__YOUR INSTRUCTIONS__
Output the entries below unchanged, except for the pictures.

__GIVEN DATA__
- - -
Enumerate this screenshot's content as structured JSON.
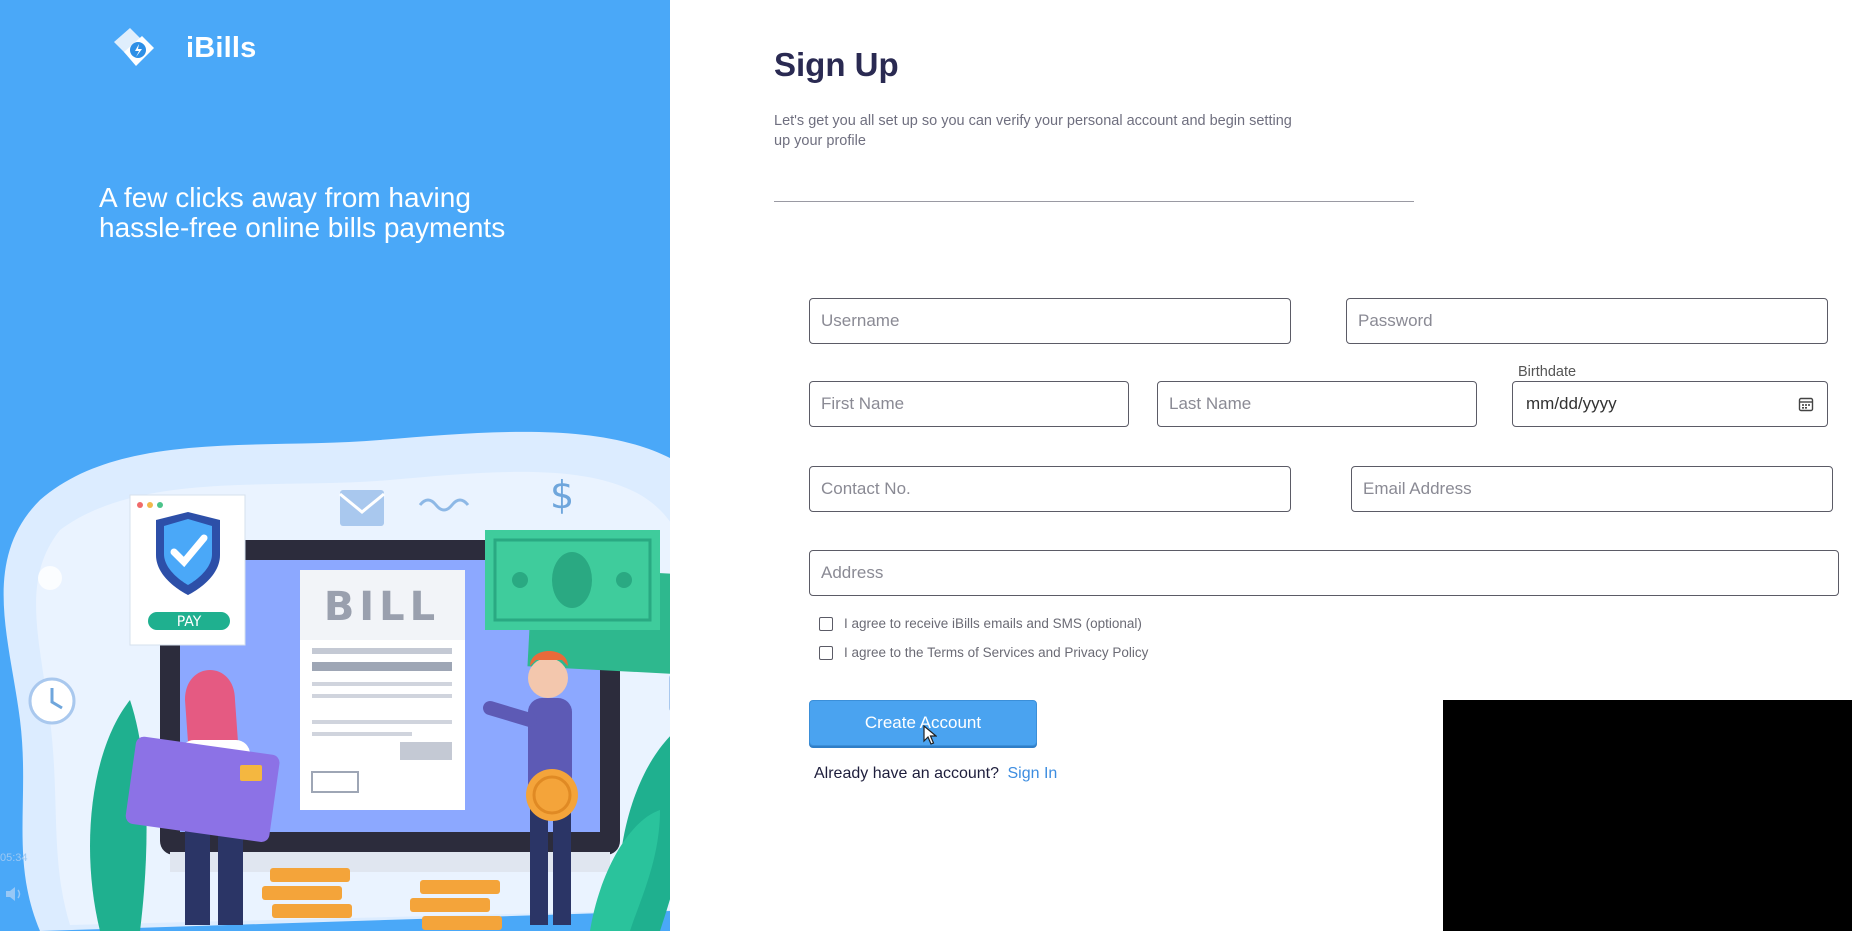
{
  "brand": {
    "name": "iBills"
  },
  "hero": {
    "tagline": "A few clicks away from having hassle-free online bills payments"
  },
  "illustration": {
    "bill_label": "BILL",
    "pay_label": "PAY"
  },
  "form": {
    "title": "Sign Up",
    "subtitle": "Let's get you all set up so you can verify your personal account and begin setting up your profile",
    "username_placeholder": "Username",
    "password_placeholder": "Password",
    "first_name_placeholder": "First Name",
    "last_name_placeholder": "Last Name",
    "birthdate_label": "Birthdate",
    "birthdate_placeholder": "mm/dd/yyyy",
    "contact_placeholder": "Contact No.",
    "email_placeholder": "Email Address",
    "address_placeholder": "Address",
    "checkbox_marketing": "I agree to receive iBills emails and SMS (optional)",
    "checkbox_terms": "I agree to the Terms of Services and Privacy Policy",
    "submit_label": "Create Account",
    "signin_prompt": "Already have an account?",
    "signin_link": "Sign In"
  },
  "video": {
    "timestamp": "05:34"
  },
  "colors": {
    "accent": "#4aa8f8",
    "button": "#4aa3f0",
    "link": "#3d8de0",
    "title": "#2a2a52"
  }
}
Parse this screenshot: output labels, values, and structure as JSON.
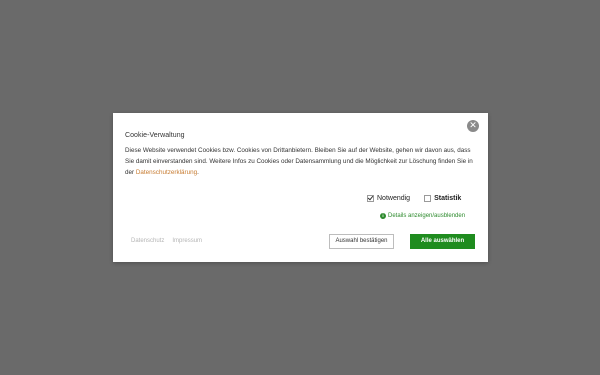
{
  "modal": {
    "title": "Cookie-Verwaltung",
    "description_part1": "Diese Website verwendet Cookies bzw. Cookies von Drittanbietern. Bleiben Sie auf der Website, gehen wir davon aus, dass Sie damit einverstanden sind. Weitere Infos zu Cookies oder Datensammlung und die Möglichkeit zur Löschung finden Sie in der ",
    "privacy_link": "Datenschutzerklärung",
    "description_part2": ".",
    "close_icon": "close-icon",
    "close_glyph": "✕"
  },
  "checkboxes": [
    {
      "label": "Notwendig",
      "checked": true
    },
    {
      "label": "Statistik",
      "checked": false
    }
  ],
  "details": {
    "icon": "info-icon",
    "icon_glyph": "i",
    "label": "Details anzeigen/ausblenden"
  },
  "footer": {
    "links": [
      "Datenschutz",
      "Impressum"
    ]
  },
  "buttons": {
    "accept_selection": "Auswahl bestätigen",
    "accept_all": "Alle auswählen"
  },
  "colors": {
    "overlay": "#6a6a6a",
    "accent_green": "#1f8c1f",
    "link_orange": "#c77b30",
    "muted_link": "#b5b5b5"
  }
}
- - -
__WRITTEN RESPONSE__
Enumerate this screenshot's content as structured JSON.
{
  "brand": {
    "name": "iBills"
  },
  "hero": {
    "tagline": "A few clicks away from having hassle-free online bills payments"
  },
  "illustration": {
    "bill_label": "BILL",
    "pay_label": "PAY"
  },
  "form": {
    "title": "Sign Up",
    "subtitle": "Let's get you all set up so you can verify your personal account and begin setting up your profile",
    "username_placeholder": "Username",
    "password_placeholder": "Password",
    "first_name_placeholder": "First Name",
    "last_name_placeholder": "Last Name",
    "birthdate_label": "Birthdate",
    "birthdate_placeholder": "mm/dd/yyyy",
    "contact_placeholder": "Contact No.",
    "email_placeholder": "Email Address",
    "address_placeholder": "Address",
    "checkbox_marketing": "I agree to receive iBills emails and SMS (optional)",
    "checkbox_terms": "I agree to the Terms of Services and Privacy Policy",
    "submit_label": "Create Account",
    "signin_prompt": "Already have an account?",
    "signin_link": "Sign In"
  },
  "video": {
    "timestamp": "05:34"
  },
  "colors": {
    "accent": "#4aa8f8",
    "button": "#4aa3f0",
    "link": "#3d8de0",
    "title": "#2a2a52"
  }
}
Parse this screenshot: output labels, values, and structure as JSON.
{
  "modal": {
    "title": "Cookie-Verwaltung",
    "description_part1": "Diese Website verwendet Cookies bzw. Cookies von Drittanbietern. Bleiben Sie auf der Website, gehen wir davon aus, dass Sie damit einverstanden sind. Weitere Infos zu Cookies oder Datensammlung und die Möglichkeit zur Löschung finden Sie in der ",
    "privacy_link": "Datenschutzerklärung",
    "description_part2": ".",
    "close_icon": "close-icon",
    "close_glyph": "✕"
  },
  "checkboxes": [
    {
      "label": "Notwendig",
      "checked": true
    },
    {
      "label": "Statistik",
      "checked": false
    }
  ],
  "details": {
    "icon": "info-icon",
    "icon_glyph": "i",
    "label": "Details anzeigen/ausblenden"
  },
  "footer": {
    "links": [
      "Datenschutz",
      "Impressum"
    ]
  },
  "buttons": {
    "accept_selection": "Auswahl bestätigen",
    "accept_all": "Alle auswählen"
  },
  "colors": {
    "overlay": "#6a6a6a",
    "accent_green": "#1f8c1f",
    "link_orange": "#c77b30",
    "muted_link": "#b5b5b5"
  }
}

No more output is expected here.